I wasn’t actively looking for full-time work. I was perusing occasionally, and have done some part-time work in recent years, but this was an opportunity that I couldn’t pass up. I will be working with one of my best friends, at a school fifteen minutes away, in a fantastic district. The administration has been super encouraging and understands the quick turnaround needed and the team is willing to support me in a way that makes this the perfect job to throw my hat back in the ring.
So what does that mean for SAHMmelier? Well, I guess, for starters, the name is a bit of a misnomer, isn’t it?
It means that I will still enjoy learning and tasting wines, introducing smaller producers, and sharing stand-outs. But the frequency and length may not be what it has been, at least during the school year. After all, I will be teaching the ACTUAL ABCs, not the acronym against Chardonnay. It means that my creative and verbal juices will be flowing all day and may be a little parched in the evenings.
Changing algorithms on social media, shorter attention spans in general, less time to read for many has lead to a decline in views and responses on my blog. I think Instagram posts and similar brief reviews get more reach these days anyway. So, the blog posts will be reserved mainly for stories and general pondering and more direct “reviews” will likely be in shorter format social media posts. I still have stories stacked up in the queue that deserve more attention and I will get to those. However, the timelines for completion may be stretched.
Over the last eight years, this blog has been an amazing outlet for connecting and creating and I am not ready to let it go. But I am ready to expand my influence. Now, the “consumers” will be much shorter and not of legal drinking age. But my hope is that the impact is longer lasting.
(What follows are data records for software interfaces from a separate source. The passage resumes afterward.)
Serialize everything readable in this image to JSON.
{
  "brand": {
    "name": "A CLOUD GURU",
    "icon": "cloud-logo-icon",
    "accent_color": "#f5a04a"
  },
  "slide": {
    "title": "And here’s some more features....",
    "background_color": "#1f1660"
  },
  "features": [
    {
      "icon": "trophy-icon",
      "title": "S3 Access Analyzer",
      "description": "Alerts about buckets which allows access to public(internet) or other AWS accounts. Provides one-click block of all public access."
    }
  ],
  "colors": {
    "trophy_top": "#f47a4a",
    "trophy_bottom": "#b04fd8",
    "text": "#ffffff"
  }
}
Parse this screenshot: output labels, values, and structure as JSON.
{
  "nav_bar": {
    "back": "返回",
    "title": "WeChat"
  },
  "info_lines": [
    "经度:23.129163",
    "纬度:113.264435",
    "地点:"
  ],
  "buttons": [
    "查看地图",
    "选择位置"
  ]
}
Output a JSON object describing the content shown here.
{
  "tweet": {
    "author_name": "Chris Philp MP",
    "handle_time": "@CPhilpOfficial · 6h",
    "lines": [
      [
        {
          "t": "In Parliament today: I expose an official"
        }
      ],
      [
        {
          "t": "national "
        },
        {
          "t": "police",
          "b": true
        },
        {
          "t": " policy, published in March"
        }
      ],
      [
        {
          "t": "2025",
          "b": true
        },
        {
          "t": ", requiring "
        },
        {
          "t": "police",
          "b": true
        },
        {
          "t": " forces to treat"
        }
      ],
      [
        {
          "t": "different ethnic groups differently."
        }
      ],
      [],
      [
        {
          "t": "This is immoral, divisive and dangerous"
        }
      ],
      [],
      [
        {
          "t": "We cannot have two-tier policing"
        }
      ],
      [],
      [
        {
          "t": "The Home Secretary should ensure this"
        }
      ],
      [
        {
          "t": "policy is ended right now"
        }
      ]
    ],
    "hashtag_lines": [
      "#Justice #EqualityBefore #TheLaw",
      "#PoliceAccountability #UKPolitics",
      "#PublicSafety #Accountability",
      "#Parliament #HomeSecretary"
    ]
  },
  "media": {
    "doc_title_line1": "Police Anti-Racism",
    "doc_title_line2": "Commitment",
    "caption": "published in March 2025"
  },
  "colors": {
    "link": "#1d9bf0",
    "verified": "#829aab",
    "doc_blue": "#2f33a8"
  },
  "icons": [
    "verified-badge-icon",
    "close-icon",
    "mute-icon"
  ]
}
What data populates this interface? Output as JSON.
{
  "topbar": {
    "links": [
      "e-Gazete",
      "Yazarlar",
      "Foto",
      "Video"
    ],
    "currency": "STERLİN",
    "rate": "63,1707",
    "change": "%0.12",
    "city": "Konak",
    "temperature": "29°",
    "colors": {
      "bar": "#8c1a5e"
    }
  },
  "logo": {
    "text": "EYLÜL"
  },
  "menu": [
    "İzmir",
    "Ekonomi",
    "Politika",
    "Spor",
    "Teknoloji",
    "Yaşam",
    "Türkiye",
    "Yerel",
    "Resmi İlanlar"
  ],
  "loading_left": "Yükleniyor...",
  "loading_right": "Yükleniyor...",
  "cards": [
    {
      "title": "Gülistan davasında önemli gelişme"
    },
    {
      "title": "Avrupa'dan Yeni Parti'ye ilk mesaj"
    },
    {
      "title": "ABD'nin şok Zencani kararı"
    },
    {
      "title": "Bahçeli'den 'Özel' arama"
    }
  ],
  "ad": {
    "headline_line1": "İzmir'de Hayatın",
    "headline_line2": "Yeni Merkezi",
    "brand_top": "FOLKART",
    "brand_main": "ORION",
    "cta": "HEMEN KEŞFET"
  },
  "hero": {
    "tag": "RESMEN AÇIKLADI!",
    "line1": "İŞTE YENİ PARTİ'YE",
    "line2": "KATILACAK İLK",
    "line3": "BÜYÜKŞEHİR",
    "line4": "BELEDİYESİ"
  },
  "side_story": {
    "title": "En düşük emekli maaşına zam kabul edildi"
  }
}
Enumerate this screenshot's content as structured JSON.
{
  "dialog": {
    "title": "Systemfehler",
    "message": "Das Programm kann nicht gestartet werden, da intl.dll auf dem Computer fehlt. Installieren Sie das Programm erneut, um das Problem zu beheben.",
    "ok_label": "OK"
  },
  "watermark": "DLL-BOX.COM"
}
So, cheers to new beginnings and changes and new levels of fatigue. Teaching with my own children in my mid-40s is likely going to be more physically challenging than it was when I began in my early 20s. But, just like the vines that struggle, I am hoping to produce some better quality fruit in my life, and theirs.